** EXERCISE PROMPT **
Count how many lines of the data below contain the string "kind"; the reply should be that number alone.
START DATA TO PROCESS
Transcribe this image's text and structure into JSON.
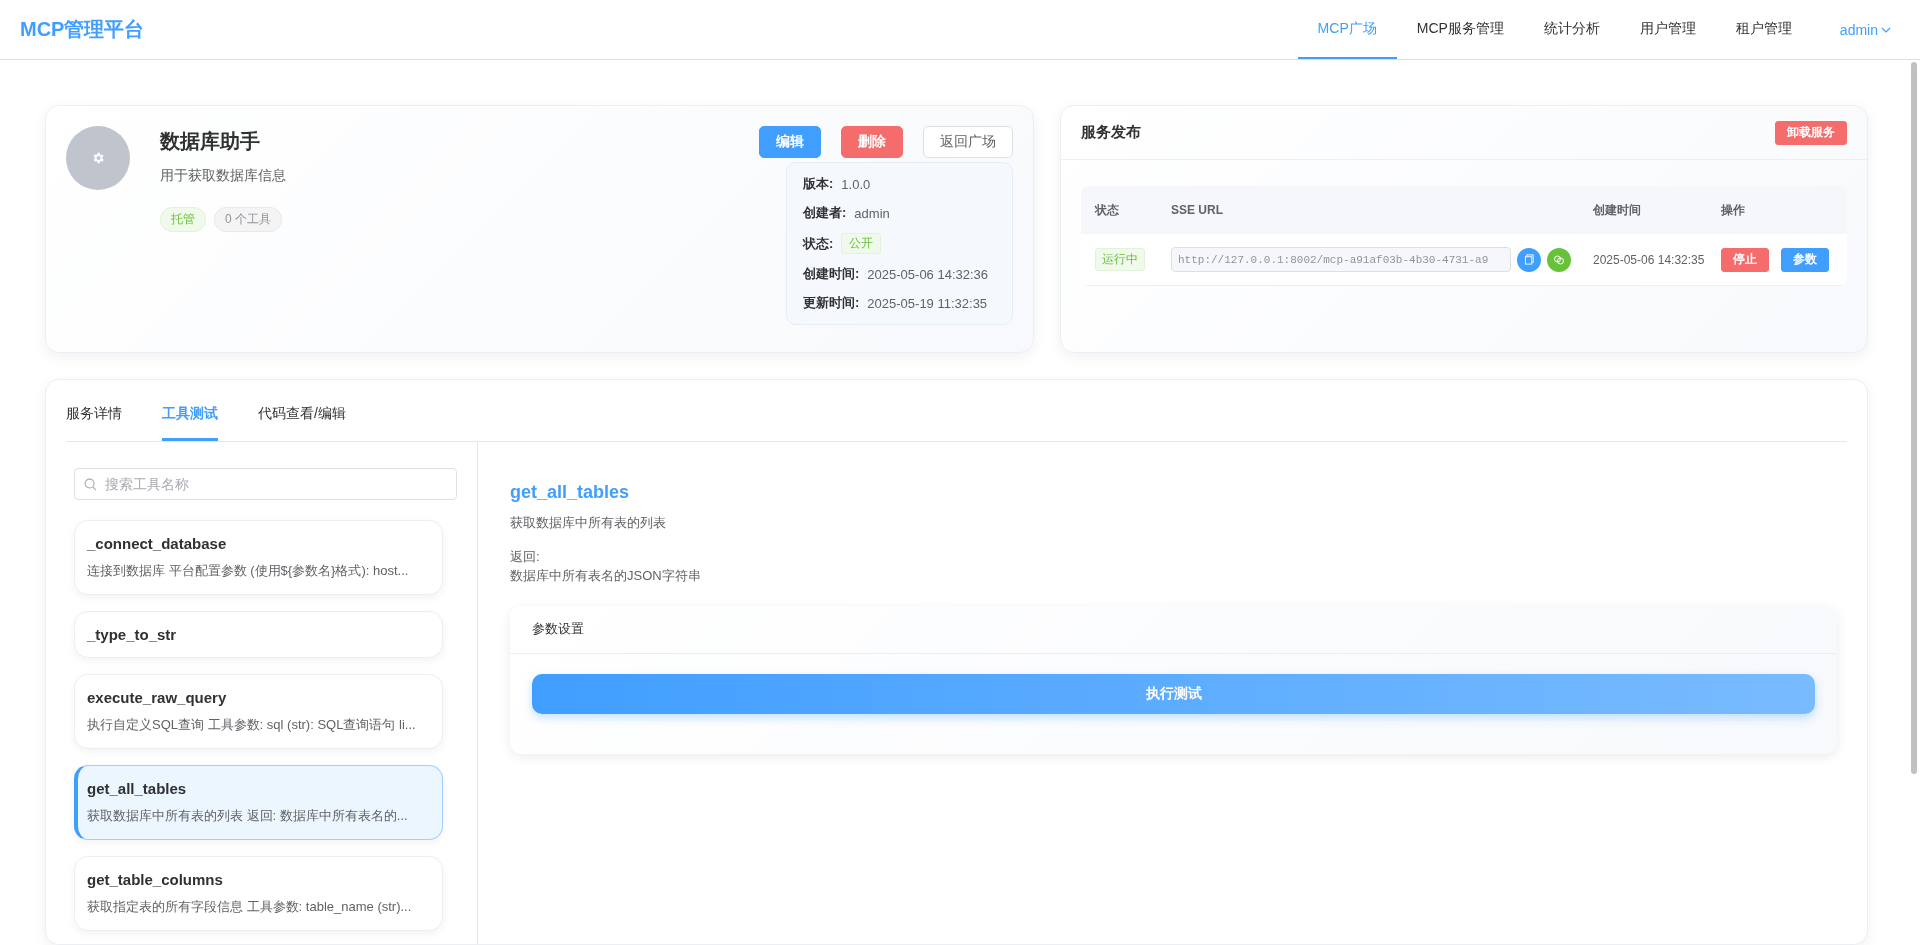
{
  "header": {
    "logo": "MCP管理平台",
    "nav": [
      {
        "label": "MCP广场",
        "selected": true
      },
      {
        "label": "MCP服务管理",
        "selected": false
      },
      {
        "label": "统计分析",
        "selected": false
      },
      {
        "label": "用户管理",
        "selected": false
      },
      {
        "label": "租户管理",
        "selected": false
      }
    ],
    "user": "admin"
  },
  "service": {
    "name": "数据库助手",
    "description": "用于获取数据库信息",
    "tags": [
      {
        "label": "托管",
        "kind": "success"
      },
      {
        "label": "0 个工具",
        "kind": "neutral"
      }
    ],
    "actions": [
      {
        "label": "编辑",
        "kind": "primary"
      },
      {
        "label": "删除",
        "kind": "danger"
      },
      {
        "label": "返回广场",
        "kind": "plain"
      }
    ],
    "meta": [
      {
        "label": "版本:",
        "value": "1.0.0",
        "kind": "text"
      },
      {
        "label": "创建者:",
        "value": "admin",
        "kind": "text"
      },
      {
        "label": "状态:",
        "value": "公开",
        "kind": "tag"
      },
      {
        "label": "创建时间:",
        "value": "2025-05-06 14:32:36",
        "kind": "text"
      },
      {
        "label": "更新时间:",
        "value": "2025-05-19 11:32:35",
        "kind": "text"
      }
    ]
  },
  "publish": {
    "title": "服务发布",
    "unload_button": "卸载服务",
    "columns": [
      "状态",
      "SSE URL",
      "创建时间",
      "操作"
    ],
    "rows": [
      {
        "status": "运行中",
        "url": "http://127.0.0.1:8002/mcp-a91af03b-4b30-4731-a9",
        "created": "2025-05-06 14:32:35",
        "actions": [
          {
            "label": "停止",
            "kind": "danger"
          },
          {
            "label": "参数",
            "kind": "primary"
          }
        ]
      }
    ]
  },
  "detail_tabs": [
    {
      "label": "服务详情",
      "selected": false
    },
    {
      "label": "工具测试",
      "selected": true
    },
    {
      "label": "代码查看/编辑",
      "selected": false
    }
  ],
  "search": {
    "placeholder": "搜索工具名称"
  },
  "tools": [
    {
      "name": "_connect_database",
      "description": "连接到数据库 平台配置参数 (使用${参数名}格式): host...",
      "selected": false
    },
    {
      "name": "_type_to_str",
      "selected": false
    },
    {
      "name": "execute_raw_query",
      "description": "执行自定义SQL查询 工具参数: sql (str): SQL查询语句 li...",
      "selected": false
    },
    {
      "name": "get_all_tables",
      "description": "获取数据库中所有表的列表 返回: 数据库中所有表名的...",
      "selected": true
    },
    {
      "name": "get_table_columns",
      "description": "获取指定表的所有字段信息 工具参数: table_name (str)...",
      "selected": false
    }
  ],
  "tool_detail": {
    "name": "get_all_tables",
    "description": "获取数据库中所有表的列表",
    "returns_label": "返回:",
    "returns": "数据库中所有表名的JSON字符串",
    "params_title": "参数设置",
    "run_button": "执行测试"
  }
}
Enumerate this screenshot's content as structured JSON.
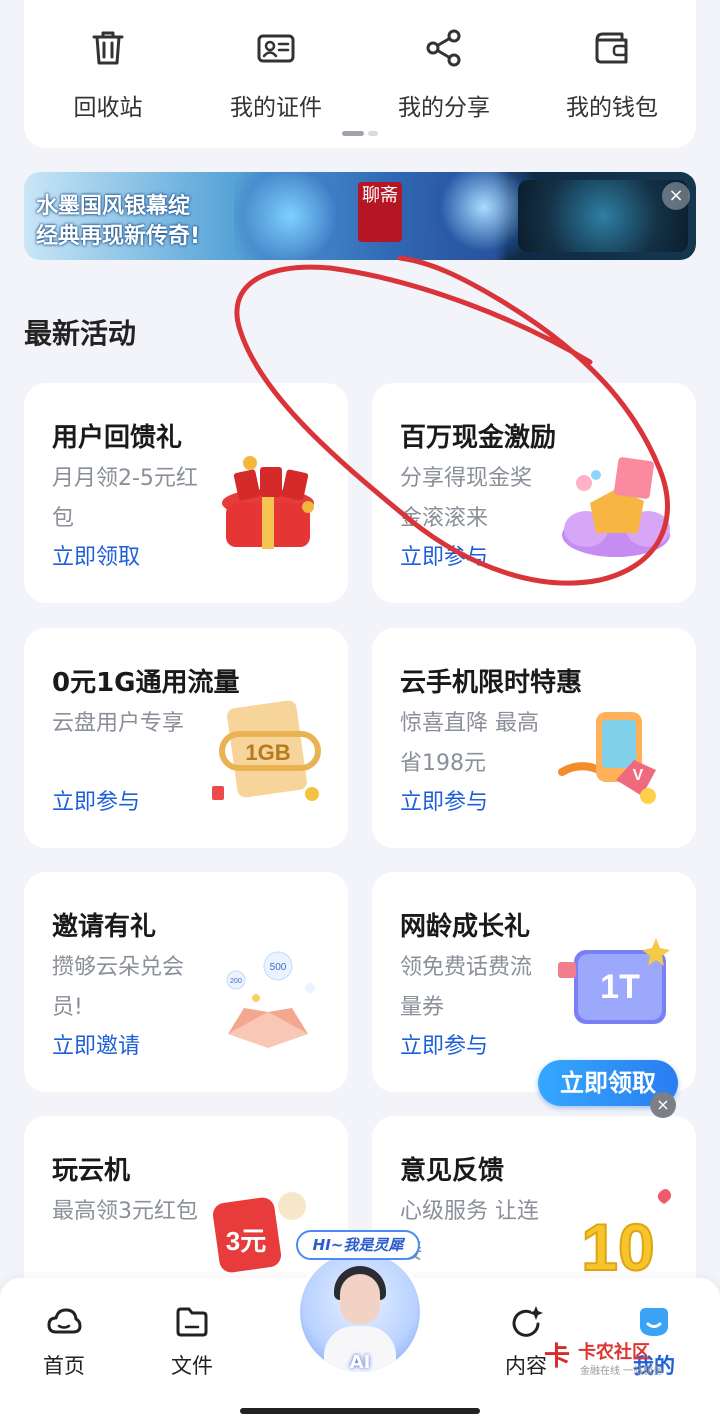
{
  "quick_actions": [
    {
      "label": "回收站",
      "icon": "trash-icon"
    },
    {
      "label": "我的证件",
      "icon": "id-card-icon"
    },
    {
      "label": "我的分享",
      "icon": "share-icon"
    },
    {
      "label": "我的钱包",
      "icon": "wallet-icon"
    }
  ],
  "banner": {
    "line1": "水墨国风银幕绽",
    "line2": "经典再现新传奇!",
    "seal_text": "聊斋"
  },
  "section": {
    "title": "最新活动"
  },
  "activities": [
    {
      "title": "用户回馈礼",
      "desc": "月月领2-5元红包",
      "cta": "立即领取"
    },
    {
      "title": "百万现金激励",
      "desc": "分享得现金奖金滚滚来",
      "cta": "立即参与"
    },
    {
      "title": "0元1G通用流量",
      "desc": "云盘用户专享",
      "cta": "立即参与"
    },
    {
      "title": "云手机限时特惠",
      "desc": "惊喜直降 最高省198元",
      "cta": "立即参与"
    },
    {
      "title": "邀请有礼",
      "desc": "攒够云朵兑会员!",
      "cta": "立即邀请"
    },
    {
      "title": "网龄成长礼",
      "desc": "领免费话费流量券",
      "cta": "立即参与"
    },
    {
      "title": "玩云机",
      "desc": "最高领3元红包",
      "cta": ""
    },
    {
      "title": "意见反馈",
      "desc": "心级服务 让连接",
      "cta": ""
    }
  ],
  "art_text": {
    "gb": "1GB",
    "tt": "1T",
    "coin500": "500",
    "coin200": "200",
    "three": "3元",
    "ten": "10"
  },
  "floating_promo": {
    "label": "立即领取",
    "close": "×"
  },
  "ai_assistant": {
    "bubble": "HI~我是灵犀",
    "label": "AI"
  },
  "bottom_nav": [
    {
      "label": "首页",
      "icon": "cloud-icon"
    },
    {
      "label": "文件",
      "icon": "folder-icon"
    },
    {
      "label": "内容",
      "icon": "sparkle-refresh-icon"
    },
    {
      "label": "我的",
      "icon": "profile-icon"
    }
  ],
  "watermark": {
    "main": "卡农社区",
    "sub": "金融在线 一站服务"
  },
  "colors": {
    "accent": "#1e5fd9",
    "annotation": "#d8343a",
    "background": "#f3f4f9"
  }
}
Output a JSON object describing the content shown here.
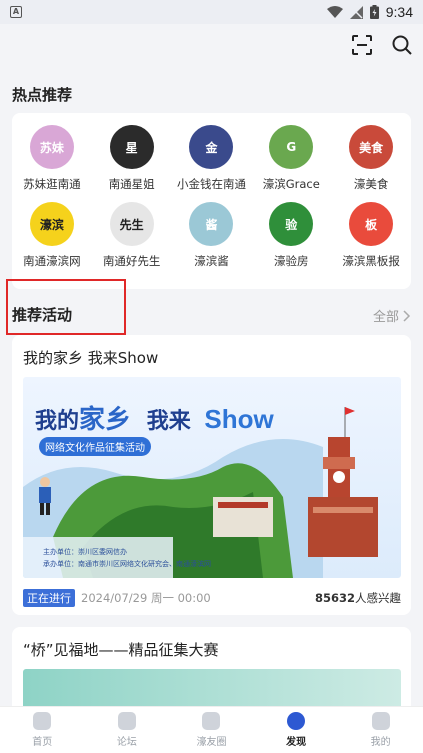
{
  "status_bar": {
    "time": "9:34",
    "badge": "A"
  },
  "header": {
    "icons": [
      "scan-icon",
      "search-icon"
    ]
  },
  "hot": {
    "title": "热点推荐",
    "items": [
      {
        "label": "苏妹逛南通",
        "avatar_text": "苏妹",
        "color": "#d9a7d6"
      },
      {
        "label": "南通星姐",
        "avatar_text": "星",
        "color": "#2b2b2b"
      },
      {
        "label": "小金钱在南通",
        "avatar_text": "金",
        "color": "#3a4a8c"
      },
      {
        "label": "濠滨Grace",
        "avatar_text": "G",
        "color": "#6aa84f"
      },
      {
        "label": "濠美食",
        "avatar_text": "美食",
        "color": "#c94a3a"
      },
      {
        "label": "南通濠滨网",
        "avatar_text": "濠滨",
        "color": "#f5d21c"
      },
      {
        "label": "南通好先生",
        "avatar_text": "先生",
        "color": "#e6e6e6"
      },
      {
        "label": "濠滨酱",
        "avatar_text": "酱",
        "color": "#9bc8d6"
      },
      {
        "label": "濠验房",
        "avatar_text": "验",
        "color": "#2f8f3a"
      },
      {
        "label": "濠滨黑板报",
        "avatar_text": "板",
        "color": "#e94b3c"
      }
    ]
  },
  "activities": {
    "title": "推荐活动",
    "all_label": "全部",
    "items": [
      {
        "title": "我的家乡 我来Show",
        "banner": {
          "headline_a": "我的",
          "headline_b": "家乡",
          "headline_c": "我来",
          "headline_d": "Show",
          "subtitle": "网络文化作品征集活动",
          "host": "主办单位：崇川区委网信办",
          "organizer": "承办单位：南通市崇川区网络文化研究会、南通濠滨网"
        },
        "status": "正在进行",
        "date": "2024/07/29 周一 00:00",
        "interest_count": "85632",
        "interest_suffix": "人感兴趣"
      },
      {
        "title": "“桥”见福地——精品征集大赛"
      }
    ]
  },
  "nav": {
    "items": [
      {
        "label": "首页"
      },
      {
        "label": "论坛"
      },
      {
        "label": "濠友圈"
      },
      {
        "label": "发现"
      },
      {
        "label": "我的"
      }
    ]
  }
}
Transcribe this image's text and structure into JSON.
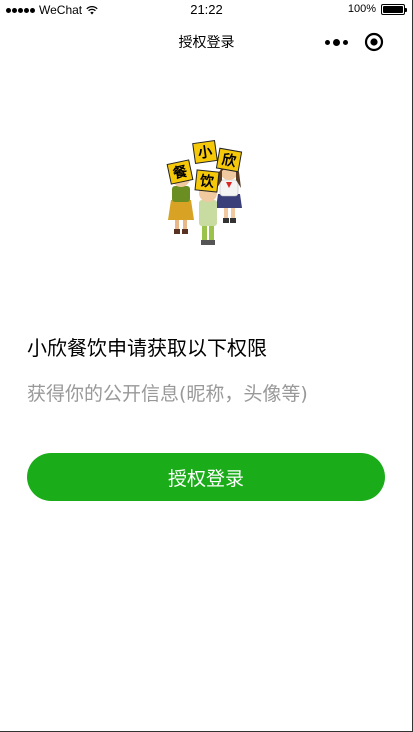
{
  "status_bar": {
    "carrier": "WeChat",
    "time": "21:22",
    "battery": "100%",
    "battery_level": 1.0
  },
  "nav": {
    "title": "授权登录",
    "icons": [
      "more-icon",
      "target-icon"
    ]
  },
  "illustration": {
    "sign_chars": [
      "小",
      "欣",
      "餐",
      "饮"
    ]
  },
  "content": {
    "permission_title": "小欣餐饮申请获取以下权限",
    "permission_desc": "获得你的公开信息(昵称，头像等)"
  },
  "auth_button": {
    "label": "授权登录",
    "color": "#1aad19"
  }
}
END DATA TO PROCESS
** TASK RESULT **
12